# Exercise aim
Where does the word "Post" show up in the records? Copy every line that holds it.

[Data]

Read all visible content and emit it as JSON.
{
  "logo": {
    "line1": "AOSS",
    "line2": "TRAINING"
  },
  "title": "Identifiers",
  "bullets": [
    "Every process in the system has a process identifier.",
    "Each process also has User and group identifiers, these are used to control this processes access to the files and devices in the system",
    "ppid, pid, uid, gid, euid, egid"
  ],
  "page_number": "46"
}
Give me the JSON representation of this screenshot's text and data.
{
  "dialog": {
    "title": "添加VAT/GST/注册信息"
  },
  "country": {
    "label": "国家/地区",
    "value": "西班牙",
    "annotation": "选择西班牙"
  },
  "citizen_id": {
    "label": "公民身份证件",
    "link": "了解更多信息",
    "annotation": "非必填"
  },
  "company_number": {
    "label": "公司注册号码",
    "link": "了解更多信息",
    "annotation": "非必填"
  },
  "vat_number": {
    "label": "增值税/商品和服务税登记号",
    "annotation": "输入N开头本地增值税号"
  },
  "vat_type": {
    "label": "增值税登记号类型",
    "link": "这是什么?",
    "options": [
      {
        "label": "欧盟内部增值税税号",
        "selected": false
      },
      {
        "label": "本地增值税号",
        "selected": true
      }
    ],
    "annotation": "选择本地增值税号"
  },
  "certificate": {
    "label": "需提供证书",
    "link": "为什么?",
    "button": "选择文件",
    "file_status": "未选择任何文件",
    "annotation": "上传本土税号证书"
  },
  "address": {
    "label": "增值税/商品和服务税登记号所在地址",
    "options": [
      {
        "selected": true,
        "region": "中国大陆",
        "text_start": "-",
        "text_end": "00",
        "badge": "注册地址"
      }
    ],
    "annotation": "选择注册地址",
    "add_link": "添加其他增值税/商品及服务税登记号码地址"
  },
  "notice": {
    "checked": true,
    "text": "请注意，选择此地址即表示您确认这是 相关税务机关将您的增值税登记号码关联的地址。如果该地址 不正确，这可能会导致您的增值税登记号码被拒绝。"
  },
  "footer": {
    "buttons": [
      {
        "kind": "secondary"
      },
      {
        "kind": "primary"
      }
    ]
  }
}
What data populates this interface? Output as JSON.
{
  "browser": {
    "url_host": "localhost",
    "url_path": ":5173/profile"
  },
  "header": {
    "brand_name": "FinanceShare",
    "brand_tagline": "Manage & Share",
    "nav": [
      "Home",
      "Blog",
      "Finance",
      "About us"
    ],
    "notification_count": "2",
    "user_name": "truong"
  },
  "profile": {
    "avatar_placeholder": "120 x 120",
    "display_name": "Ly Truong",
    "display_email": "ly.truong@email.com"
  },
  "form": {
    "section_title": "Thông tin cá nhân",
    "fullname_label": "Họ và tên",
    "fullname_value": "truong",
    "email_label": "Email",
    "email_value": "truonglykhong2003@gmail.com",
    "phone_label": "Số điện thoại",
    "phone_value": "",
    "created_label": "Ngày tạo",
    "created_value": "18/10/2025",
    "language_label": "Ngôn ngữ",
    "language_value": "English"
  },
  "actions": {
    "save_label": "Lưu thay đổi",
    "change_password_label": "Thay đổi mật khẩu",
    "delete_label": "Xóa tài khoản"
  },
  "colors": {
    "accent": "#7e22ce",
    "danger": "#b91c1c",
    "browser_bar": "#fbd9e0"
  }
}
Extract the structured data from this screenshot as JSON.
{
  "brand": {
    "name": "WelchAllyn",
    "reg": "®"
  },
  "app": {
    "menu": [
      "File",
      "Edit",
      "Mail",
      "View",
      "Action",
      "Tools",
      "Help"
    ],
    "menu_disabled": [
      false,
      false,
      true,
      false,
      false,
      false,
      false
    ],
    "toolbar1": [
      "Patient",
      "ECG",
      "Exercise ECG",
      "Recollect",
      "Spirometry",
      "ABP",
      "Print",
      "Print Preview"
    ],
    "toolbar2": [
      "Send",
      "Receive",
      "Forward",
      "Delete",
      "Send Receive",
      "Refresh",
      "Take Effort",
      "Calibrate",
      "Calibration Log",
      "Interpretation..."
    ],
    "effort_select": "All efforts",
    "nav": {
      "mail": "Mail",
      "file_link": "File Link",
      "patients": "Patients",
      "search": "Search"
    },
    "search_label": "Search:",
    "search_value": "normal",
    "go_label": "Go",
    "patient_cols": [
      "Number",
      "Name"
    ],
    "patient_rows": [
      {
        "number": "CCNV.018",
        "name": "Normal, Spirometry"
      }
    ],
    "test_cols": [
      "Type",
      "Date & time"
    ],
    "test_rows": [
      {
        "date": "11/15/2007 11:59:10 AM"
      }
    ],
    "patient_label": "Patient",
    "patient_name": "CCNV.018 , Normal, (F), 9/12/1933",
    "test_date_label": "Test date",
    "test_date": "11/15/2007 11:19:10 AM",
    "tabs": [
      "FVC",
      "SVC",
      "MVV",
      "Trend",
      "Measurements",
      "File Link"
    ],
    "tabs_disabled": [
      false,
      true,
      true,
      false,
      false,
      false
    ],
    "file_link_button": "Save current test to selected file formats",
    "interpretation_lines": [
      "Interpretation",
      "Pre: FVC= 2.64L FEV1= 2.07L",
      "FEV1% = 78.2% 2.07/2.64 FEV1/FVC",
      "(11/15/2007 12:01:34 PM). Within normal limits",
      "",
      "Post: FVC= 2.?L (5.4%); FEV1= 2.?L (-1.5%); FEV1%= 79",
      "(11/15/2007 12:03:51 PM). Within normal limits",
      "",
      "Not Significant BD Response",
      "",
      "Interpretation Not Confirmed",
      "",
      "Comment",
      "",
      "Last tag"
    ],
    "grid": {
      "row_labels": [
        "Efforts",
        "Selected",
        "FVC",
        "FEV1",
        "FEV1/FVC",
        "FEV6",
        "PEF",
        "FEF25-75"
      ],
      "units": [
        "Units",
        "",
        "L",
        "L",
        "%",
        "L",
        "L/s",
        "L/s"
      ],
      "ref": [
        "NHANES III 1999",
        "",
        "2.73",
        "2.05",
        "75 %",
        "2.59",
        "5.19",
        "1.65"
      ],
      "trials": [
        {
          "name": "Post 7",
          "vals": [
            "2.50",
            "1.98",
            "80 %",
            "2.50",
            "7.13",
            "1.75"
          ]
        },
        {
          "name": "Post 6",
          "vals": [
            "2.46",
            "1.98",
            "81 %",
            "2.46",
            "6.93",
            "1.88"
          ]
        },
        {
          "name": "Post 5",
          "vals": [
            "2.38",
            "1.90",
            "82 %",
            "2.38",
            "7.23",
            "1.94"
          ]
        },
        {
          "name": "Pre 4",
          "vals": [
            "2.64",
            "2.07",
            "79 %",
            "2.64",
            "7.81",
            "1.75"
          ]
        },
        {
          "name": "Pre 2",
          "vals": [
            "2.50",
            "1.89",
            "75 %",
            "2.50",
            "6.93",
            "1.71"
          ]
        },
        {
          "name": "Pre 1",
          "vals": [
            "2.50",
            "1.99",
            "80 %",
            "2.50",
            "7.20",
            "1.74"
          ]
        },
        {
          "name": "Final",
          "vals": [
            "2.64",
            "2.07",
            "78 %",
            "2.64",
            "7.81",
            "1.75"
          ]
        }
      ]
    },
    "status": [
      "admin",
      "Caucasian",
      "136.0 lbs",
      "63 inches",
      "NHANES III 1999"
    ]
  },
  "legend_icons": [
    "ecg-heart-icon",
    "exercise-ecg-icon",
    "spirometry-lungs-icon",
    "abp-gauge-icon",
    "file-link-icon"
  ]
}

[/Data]

# Output for this task
      "Post: FVC= 2.?L (5.4%); FEV1= 2.?L (-1.5%); FEV1%= 79",
          "name": "Post 7",
          "name": "Post 6",
          "name": "Post 5",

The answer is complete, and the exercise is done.